Task brief: Please find every line of the listing below where "from" occurs and copy it.
══════════════════════════════
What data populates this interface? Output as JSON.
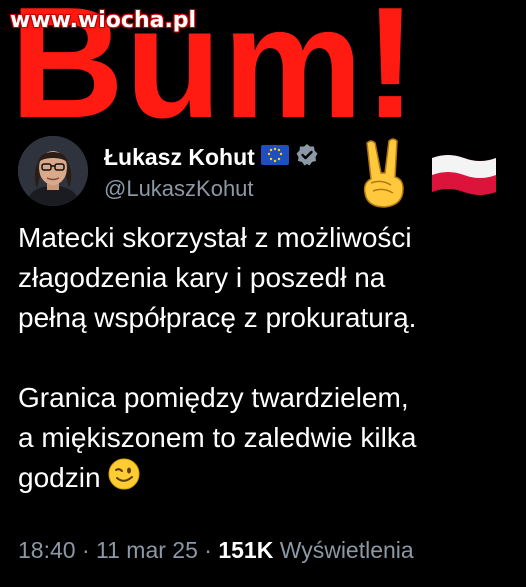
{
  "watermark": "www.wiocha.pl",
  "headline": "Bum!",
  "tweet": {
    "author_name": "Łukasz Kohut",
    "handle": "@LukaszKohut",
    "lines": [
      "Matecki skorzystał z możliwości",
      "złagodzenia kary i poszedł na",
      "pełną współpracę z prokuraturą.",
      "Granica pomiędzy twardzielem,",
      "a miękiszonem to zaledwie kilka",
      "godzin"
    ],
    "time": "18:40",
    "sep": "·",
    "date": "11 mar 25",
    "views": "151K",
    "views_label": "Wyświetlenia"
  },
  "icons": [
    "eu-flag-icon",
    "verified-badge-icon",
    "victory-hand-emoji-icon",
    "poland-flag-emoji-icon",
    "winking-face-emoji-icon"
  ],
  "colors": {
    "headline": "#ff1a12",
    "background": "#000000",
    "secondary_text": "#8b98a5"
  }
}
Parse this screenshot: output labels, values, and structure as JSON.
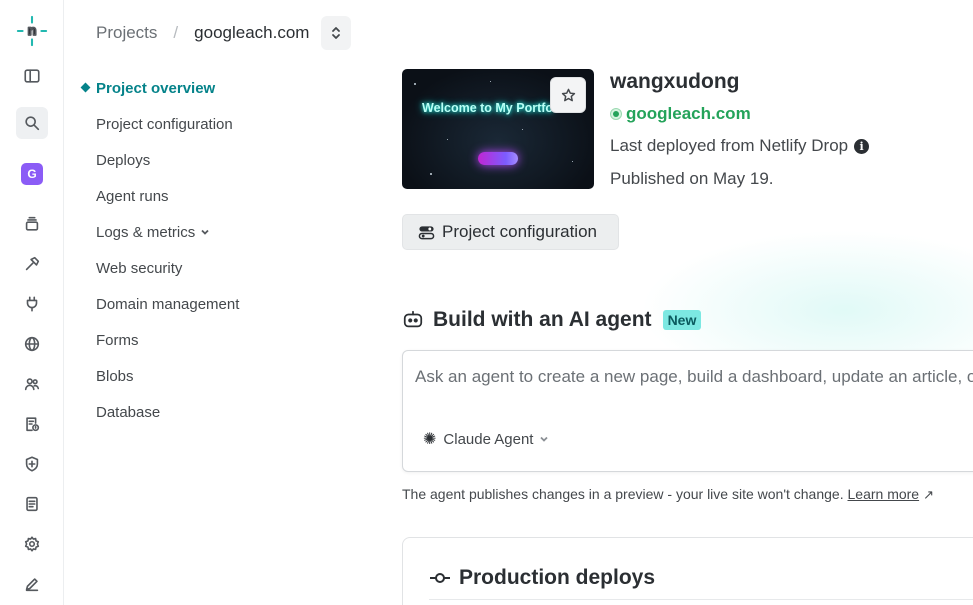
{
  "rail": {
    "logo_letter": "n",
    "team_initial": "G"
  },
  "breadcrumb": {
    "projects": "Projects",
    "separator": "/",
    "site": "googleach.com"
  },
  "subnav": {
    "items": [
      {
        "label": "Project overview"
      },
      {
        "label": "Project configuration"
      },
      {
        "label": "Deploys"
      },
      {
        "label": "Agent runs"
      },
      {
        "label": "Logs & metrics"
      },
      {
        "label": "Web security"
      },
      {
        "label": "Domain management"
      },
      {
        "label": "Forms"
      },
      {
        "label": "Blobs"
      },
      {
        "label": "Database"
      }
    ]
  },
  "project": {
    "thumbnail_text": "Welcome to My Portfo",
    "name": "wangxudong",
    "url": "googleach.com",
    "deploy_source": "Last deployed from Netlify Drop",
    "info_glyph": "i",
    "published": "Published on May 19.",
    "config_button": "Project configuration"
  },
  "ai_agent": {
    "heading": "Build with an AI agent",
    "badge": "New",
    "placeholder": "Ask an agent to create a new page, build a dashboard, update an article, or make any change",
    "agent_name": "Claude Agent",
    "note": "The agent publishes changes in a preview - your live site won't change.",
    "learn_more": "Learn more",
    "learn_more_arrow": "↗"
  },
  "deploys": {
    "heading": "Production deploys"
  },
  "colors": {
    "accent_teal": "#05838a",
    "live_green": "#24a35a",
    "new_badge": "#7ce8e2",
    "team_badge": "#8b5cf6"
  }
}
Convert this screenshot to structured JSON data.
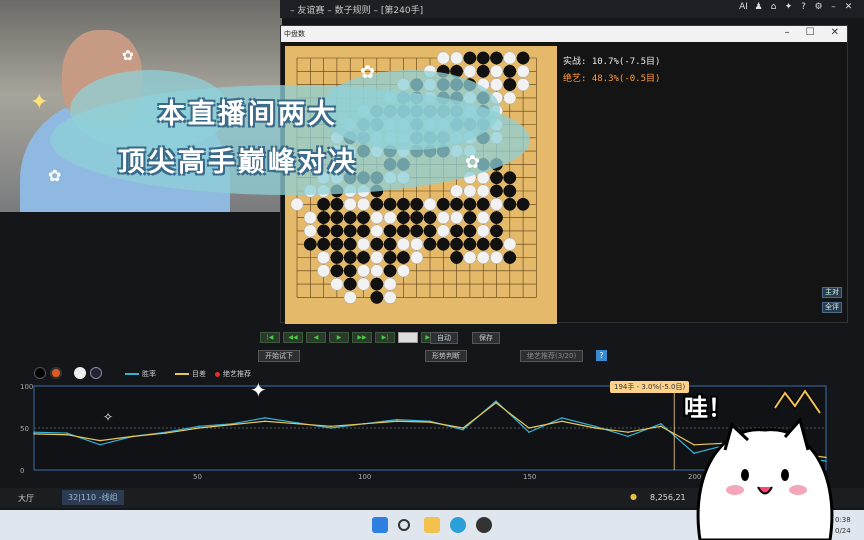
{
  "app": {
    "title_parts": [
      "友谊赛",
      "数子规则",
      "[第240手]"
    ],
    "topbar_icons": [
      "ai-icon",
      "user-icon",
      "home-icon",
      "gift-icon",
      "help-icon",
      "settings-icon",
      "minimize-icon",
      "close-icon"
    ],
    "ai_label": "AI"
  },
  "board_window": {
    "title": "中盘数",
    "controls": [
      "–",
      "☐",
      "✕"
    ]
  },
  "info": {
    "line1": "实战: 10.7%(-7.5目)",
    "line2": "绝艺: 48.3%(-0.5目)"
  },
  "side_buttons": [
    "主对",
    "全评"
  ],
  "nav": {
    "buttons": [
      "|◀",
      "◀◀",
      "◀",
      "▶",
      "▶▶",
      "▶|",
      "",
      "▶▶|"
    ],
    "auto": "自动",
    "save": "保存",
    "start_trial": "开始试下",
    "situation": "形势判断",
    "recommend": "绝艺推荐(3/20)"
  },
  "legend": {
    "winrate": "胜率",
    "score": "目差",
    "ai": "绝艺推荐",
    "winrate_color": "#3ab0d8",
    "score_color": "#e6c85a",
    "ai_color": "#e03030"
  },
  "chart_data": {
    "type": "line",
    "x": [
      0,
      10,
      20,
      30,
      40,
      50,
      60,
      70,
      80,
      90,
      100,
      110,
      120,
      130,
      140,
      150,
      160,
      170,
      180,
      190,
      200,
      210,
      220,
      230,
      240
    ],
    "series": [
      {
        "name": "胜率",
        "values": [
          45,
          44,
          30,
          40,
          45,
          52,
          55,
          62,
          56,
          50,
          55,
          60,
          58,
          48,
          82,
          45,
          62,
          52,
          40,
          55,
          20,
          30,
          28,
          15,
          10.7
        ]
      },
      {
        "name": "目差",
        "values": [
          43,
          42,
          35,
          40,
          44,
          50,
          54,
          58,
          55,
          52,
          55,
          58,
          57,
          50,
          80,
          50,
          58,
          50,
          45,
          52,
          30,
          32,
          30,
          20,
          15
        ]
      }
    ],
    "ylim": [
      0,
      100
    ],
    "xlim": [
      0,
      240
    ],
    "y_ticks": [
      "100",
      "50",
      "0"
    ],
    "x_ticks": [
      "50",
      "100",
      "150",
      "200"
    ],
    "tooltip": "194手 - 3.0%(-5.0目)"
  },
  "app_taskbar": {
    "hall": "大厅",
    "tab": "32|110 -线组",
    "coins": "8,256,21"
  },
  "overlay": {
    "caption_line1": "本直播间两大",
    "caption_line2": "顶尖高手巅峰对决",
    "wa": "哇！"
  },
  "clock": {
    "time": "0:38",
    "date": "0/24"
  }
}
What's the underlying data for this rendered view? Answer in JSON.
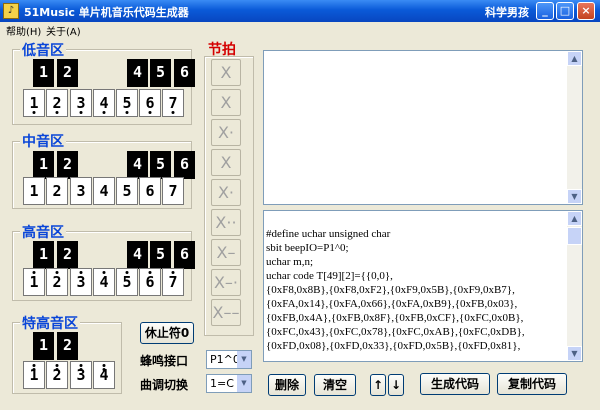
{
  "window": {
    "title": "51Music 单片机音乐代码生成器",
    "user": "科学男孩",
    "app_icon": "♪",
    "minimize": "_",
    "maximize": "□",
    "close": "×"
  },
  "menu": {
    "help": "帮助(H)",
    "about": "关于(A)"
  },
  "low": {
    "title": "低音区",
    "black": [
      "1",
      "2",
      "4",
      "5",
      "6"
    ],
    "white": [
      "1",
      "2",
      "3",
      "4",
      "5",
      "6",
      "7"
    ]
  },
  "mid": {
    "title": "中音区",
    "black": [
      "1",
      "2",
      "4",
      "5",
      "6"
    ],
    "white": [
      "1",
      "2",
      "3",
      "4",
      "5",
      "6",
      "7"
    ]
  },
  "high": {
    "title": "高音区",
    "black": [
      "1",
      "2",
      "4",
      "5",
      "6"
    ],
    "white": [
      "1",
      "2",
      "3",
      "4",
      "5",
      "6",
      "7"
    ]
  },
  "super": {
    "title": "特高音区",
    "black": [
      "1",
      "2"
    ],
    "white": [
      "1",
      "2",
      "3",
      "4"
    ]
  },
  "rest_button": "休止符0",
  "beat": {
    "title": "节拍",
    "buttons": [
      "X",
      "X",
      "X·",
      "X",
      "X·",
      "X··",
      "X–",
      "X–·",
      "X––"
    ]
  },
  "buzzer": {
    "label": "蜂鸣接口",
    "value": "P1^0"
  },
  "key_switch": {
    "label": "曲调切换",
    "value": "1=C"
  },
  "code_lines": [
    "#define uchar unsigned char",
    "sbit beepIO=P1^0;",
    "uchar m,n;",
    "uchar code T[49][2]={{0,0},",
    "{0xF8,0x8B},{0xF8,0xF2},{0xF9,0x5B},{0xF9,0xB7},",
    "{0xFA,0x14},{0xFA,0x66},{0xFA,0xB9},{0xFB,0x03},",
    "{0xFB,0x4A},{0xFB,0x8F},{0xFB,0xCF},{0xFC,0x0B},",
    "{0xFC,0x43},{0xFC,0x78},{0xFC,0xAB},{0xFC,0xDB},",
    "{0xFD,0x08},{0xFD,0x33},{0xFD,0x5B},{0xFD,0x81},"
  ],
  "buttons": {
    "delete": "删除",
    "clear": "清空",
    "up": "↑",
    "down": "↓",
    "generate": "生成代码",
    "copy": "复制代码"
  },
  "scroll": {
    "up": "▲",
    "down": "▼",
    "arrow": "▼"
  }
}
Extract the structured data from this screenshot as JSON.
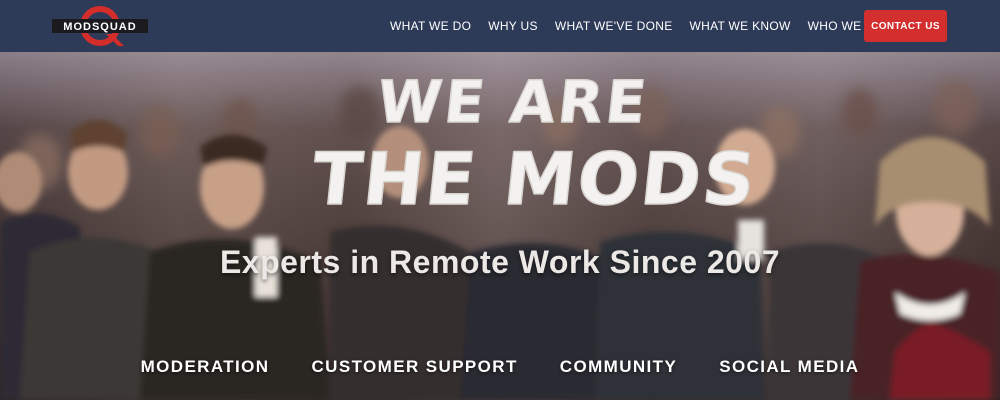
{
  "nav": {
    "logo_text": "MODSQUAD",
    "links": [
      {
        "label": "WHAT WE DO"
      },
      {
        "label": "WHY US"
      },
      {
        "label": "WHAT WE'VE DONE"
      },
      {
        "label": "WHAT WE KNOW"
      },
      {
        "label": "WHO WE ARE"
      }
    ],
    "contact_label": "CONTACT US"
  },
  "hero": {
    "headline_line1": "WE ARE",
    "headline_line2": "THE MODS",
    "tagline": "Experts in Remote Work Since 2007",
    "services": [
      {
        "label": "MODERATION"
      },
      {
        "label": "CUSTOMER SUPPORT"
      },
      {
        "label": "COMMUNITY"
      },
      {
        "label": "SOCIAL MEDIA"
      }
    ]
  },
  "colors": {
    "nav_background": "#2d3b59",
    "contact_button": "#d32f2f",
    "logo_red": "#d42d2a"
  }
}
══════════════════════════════
Answer box:
    "deploy_source": "Last deployed from Netlify Drop",
Extract the structured data from this screenshot as JSON.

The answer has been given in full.